CitySpace installations consisted of networked Silicon Graphics Onyx Reality Engine supercomputers, Macintosh-based 3D modeling and graphics software, videoconferencing and data projection. The CitySpace software, written by Chris Cederwall of the Electronic Visualization Laboratory, enabled real-time rendering, six degrees of avatar motion, text chat, and peer-to-peer communication between CitySpace clients for sharing avatar position information, chat content, and graphics updates.

In 1994 CitySpace was also featured in the Cave Automatic Virtual Environment at the SIGGRAPH '94 VROOM event, a demonstration of the state of virtual reality technology.

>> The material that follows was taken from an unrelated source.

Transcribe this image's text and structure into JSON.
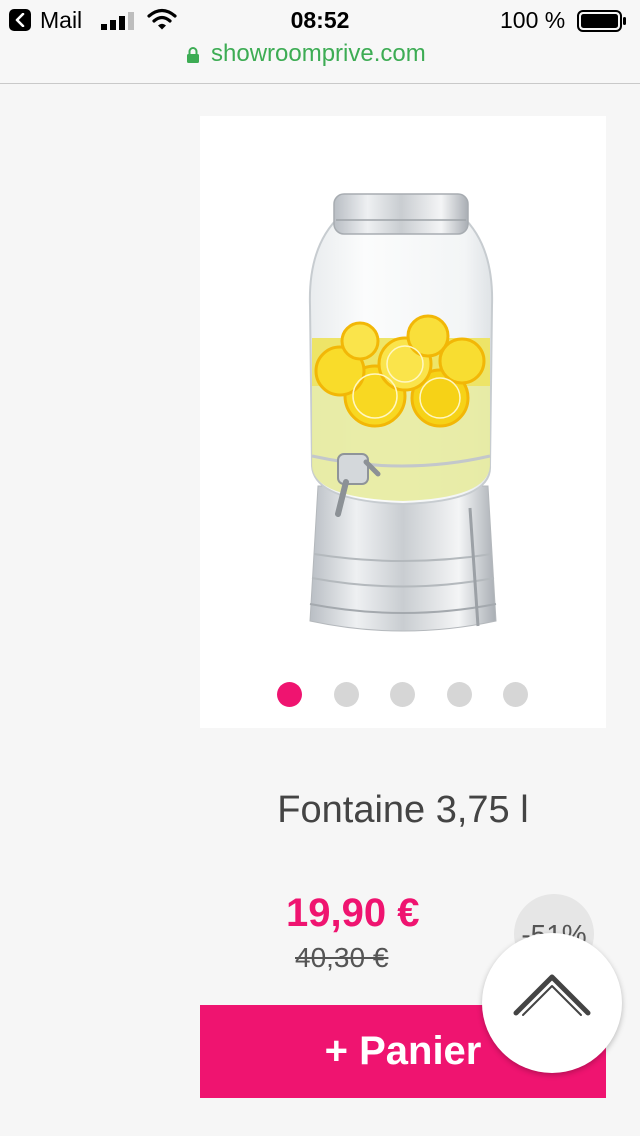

The CitySpace project team included Coco Conn (producer), Zane Vella (director), Chris Cederwall (programmer), Jim Damiano (3D modeler), David Goldberg (educator), Ann Hess (mentor), Ole Lutjens (artist), Jim Thompson (network guru), and Daniel Blackman (collaborator)


  1. ^ Markoff, John (1993-08-31). "Encountering The Digital Age — An occasional look at computers in everyday life; The Keyboard Becomes a Hangout For a Computer-Savvy Generation". The New York Times.
  2. ^ Mestel, Rosie (1996-04-13). "It's child's play — If you want to know what the future will look like, ask a child". The New Scientist.
  3. ^ Blackwell, Gerry (1995-10-26). "Class act Oakville school is at the forefront in bringing hi-tech to their classroom". The Toronto Star.